• What needs to be done: Among the entries that follow, find every line with the word "Efisio" and copy it.

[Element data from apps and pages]
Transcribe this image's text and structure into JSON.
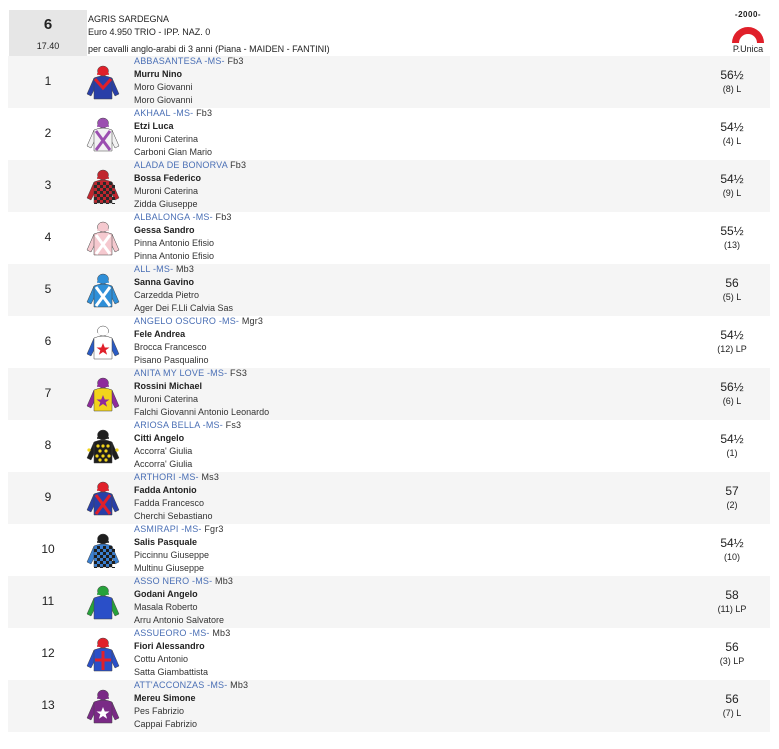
{
  "race": {
    "number": "6",
    "time": "17.40",
    "title": "AGRIS SARDEGNA",
    "prize": "Euro 4.950 TRIO - IPP. NAZ. 0",
    "description": "per cavalli anglo-arabi di 3 anni (Piana -  MAIDEN  - FANTINI)",
    "track_year": "2000",
    "track_label": "P.Unica"
  },
  "runners": [
    {
      "num": "1",
      "name": "ABBASANTESA -MS-",
      "extra": "Fb3",
      "jockey": "Murru Nino",
      "owner": "Moro Giovanni",
      "trainer": "Moro Giovanni",
      "weight": "56½",
      "post": "(8) L",
      "silk": {
        "body": "#283fa8",
        "sleeve": "#283fa8",
        "cap": "#e0202a",
        "pattern": "chevron",
        "pcolor": "#e0202a"
      }
    },
    {
      "num": "2",
      "name": "AKHAAL -MS-",
      "extra": "Fb3",
      "jockey": "Etzi Luca",
      "owner": "Muroni Caterina",
      "trainer": "Carboni Gian Mario",
      "weight": "54½",
      "post": "(4) L",
      "silk": {
        "body": "#f2f2f2",
        "sleeve": "#f2f2f2",
        "cap": "#9b4fb0",
        "pattern": "cross",
        "pcolor": "#9b4fb0"
      }
    },
    {
      "num": "3",
      "name": "ALADA DE BONORVA",
      "extra": "Fb3",
      "jockey": "Bossa Federico",
      "owner": "Muroni Caterina",
      "trainer": "Zidda Giuseppe",
      "weight": "54½",
      "post": "(9) L",
      "silk": {
        "body": "#c0262e",
        "sleeve": "#c0262e",
        "cap": "#c0262e",
        "pattern": "check",
        "pcolor": "#2a2a2a"
      }
    },
    {
      "num": "4",
      "name": "ALBALONGA -MS-",
      "extra": "Fb3",
      "jockey": "Gessa Sandro",
      "owner": "Pinna Antonio Efisio",
      "trainer": "Pinna Antonio Efisio",
      "weight": "55½",
      "post": "(13)",
      "silk": {
        "body": "#f5c9cf",
        "sleeve": "#f5c9cf",
        "cap": "#f5c9cf",
        "pattern": "cross",
        "pcolor": "#ffffff"
      }
    },
    {
      "num": "5",
      "name": "ALL -MS-",
      "extra": "Mb3",
      "jockey": "Sanna Gavino",
      "owner": "Carzedda Pietro",
      "trainer": "Ager Dei F.Lli Calvia Sas",
      "weight": "56",
      "post": "(5) L",
      "silk": {
        "body": "#2f8fd8",
        "sleeve": "#2f8fd8",
        "cap": "#2f8fd8",
        "pattern": "cross",
        "pcolor": "#ffffff"
      }
    },
    {
      "num": "6",
      "name": "ANGELO OSCURO -MS-",
      "extra": "Mgr3",
      "jockey": "Fele Andrea",
      "owner": "Brocca Francesco",
      "trainer": "Pisano Pasqualino",
      "weight": "54½",
      "post": "(12) LP",
      "silk": {
        "body": "#ffffff",
        "sleeve": "#2a5bc4",
        "cap": "#ffffff",
        "pattern": "star",
        "pcolor": "#e0202a"
      }
    },
    {
      "num": "7",
      "name": "ANITA MY LOVE -MS-",
      "extra": "FS3",
      "jockey": "Rossini Michael",
      "owner": "Muroni Caterina",
      "trainer": "Falchi Giovanni Antonio Leonardo",
      "weight": "56½",
      "post": "(6) L",
      "silk": {
        "body": "#f2d41c",
        "sleeve": "#8e2b9c",
        "cap": "#8e2b9c",
        "pattern": "star",
        "pcolor": "#8e2b9c"
      }
    },
    {
      "num": "8",
      "name": "ARIOSA BELLA -MS-",
      "extra": "Fs3",
      "jockey": "Citti Angelo",
      "owner": "Accorra' Giulia",
      "trainer": "Accorra' Giulia",
      "weight": "54½",
      "post": "(1)",
      "silk": {
        "body": "#1e1e1e",
        "sleeve": "#1e1e1e",
        "cap": "#1e1e1e",
        "pattern": "spots",
        "pcolor": "#f2d41c"
      }
    },
    {
      "num": "9",
      "name": "ARTHORI -MS-",
      "extra": "Ms3",
      "jockey": "Fadda Antonio",
      "owner": "Fadda Francesco",
      "trainer": "Cherchi Sebastiano",
      "weight": "57",
      "post": "(2)",
      "silk": {
        "body": "#283fa8",
        "sleeve": "#283fa8",
        "cap": "#e0202a",
        "pattern": "cross",
        "pcolor": "#e0202a"
      }
    },
    {
      "num": "10",
      "name": "ASMIRAPI -MS-",
      "extra": "Fgr3",
      "jockey": "Salis Pasquale",
      "owner": "Piccinnu Giuseppe",
      "trainer": "Multinu Giuseppe",
      "weight": "54½",
      "post": "(10)",
      "silk": {
        "body": "#3a7fd0",
        "sleeve": "#3a7fd0",
        "cap": "#1e1e1e",
        "pattern": "check",
        "pcolor": "#1e1e1e"
      }
    },
    {
      "num": "11",
      "name": "ASSO NERO -MS-",
      "extra": "Mb3",
      "jockey": "Godani Angelo",
      "owner": "Masala Roberto",
      "trainer": "Arru Antonio Salvatore",
      "weight": "58",
      "post": "(11) LP",
      "silk": {
        "body": "#2a4fc8",
        "sleeve": "#27a23b",
        "cap": "#27a23b",
        "pattern": "plain",
        "pcolor": "#27a23b"
      }
    },
    {
      "num": "12",
      "name": "ASSUEORO -MS-",
      "extra": "Mb3",
      "jockey": "Fiori Alessandro",
      "owner": "Cottu Antonio",
      "trainer": "Satta Giambattista",
      "weight": "56",
      "post": "(3) LP",
      "silk": {
        "body": "#2a4fc8",
        "sleeve": "#2a4fc8",
        "cap": "#e0202a",
        "pattern": "plus",
        "pcolor": "#e0202a"
      }
    },
    {
      "num": "13",
      "name": "ATT'ACCONZAS -MS-",
      "extra": "Mb3",
      "jockey": "Mereu Simone",
      "owner": "Pes Fabrizio",
      "trainer": "Cappai Fabrizio",
      "weight": "56",
      "post": "(7) L",
      "silk": {
        "body": "#7a2a86",
        "sleeve": "#7a2a86",
        "cap": "#7a2a86",
        "pattern": "star",
        "pcolor": "#ffffff"
      }
    }
  ]
}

• Response to the exercise:
      "owner": "Pinna Antonio Efisio",
      "trainer": "Pinna Antonio Efisio",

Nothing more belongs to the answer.